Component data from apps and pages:
# # # # # # #
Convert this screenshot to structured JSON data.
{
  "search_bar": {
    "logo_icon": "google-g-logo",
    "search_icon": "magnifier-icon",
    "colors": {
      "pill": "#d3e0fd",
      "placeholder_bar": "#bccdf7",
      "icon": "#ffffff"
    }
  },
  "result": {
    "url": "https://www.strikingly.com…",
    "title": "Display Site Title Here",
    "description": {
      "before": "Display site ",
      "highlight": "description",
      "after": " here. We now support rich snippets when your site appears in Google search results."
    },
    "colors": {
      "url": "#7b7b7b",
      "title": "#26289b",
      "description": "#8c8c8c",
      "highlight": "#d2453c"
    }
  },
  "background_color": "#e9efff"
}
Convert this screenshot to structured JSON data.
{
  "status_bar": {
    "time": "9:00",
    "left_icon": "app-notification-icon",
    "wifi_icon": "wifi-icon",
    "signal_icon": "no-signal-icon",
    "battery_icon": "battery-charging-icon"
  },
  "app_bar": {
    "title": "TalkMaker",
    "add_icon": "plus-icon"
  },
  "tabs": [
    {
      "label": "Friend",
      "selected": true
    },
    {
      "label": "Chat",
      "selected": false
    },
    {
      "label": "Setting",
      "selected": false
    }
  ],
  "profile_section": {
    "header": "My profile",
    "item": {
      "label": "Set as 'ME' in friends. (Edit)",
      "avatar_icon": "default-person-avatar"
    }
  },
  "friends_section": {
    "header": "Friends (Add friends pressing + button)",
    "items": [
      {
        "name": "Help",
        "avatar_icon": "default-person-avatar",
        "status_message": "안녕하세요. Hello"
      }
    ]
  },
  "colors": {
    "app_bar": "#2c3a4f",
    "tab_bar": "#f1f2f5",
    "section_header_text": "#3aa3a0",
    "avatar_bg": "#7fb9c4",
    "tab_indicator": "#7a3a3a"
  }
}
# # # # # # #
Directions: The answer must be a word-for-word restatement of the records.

Result:
Convert this screenshot to structured JSON data.
{
  "search_bar": {
    "logo_icon": "google-g-logo",
    "search_icon": "magnifier-icon",
    "colors": {
      "pill": "#d3e0fd",
      "placeholder_bar": "#bccdf7",
      "icon": "#ffffff"
    }
  },
  "result": {
    "url": "https://www.strikingly.com…",
    "title": "Display Site Title Here",
    "description": {
      "before": "Display site ",
      "highlight": "description",
      "after": " here. We now support rich snippets when your site appears in Google search results."
    },
    "colors": {
      "url": "#7b7b7b",
      "title": "#26289b",
      "description": "#8c8c8c",
      "highlight": "#d2453c"
    }
  },
  "background_color": "#e9efff"
}
Convert this screenshot to structured JSON data.
{
  "status_bar": {
    "time": "9:00",
    "left_icon": "app-notification-icon",
    "wifi_icon": "wifi-icon",
    "signal_icon": "no-signal-icon",
    "battery_icon": "battery-charging-icon"
  },
  "app_bar": {
    "title": "TalkMaker",
    "add_icon": "plus-icon"
  },
  "tabs": [
    {
      "label": "Friend",
      "selected": true
    },
    {
      "label": "Chat",
      "selected": false
    },
    {
      "label": "Setting",
      "selected": false
    }
  ],
  "profile_section": {
    "header": "My profile",
    "item": {
      "label": "Set as 'ME' in friends. (Edit)",
      "avatar_icon": "default-person-avatar"
    }
  },
  "friends_section": {
    "header": "Friends (Add friends pressing + button)",
    "items": [
      {
        "name": "Help",
        "avatar_icon": "default-person-avatar",
        "status_message": "안녕하세요. Hello"
      }
    ]
  },
  "colors": {
    "app_bar": "#2c3a4f",
    "tab_bar": "#f1f2f5",
    "section_header_text": "#3aa3a0",
    "avatar_bg": "#7fb9c4",
    "tab_indicator": "#7a3a3a"
  }
}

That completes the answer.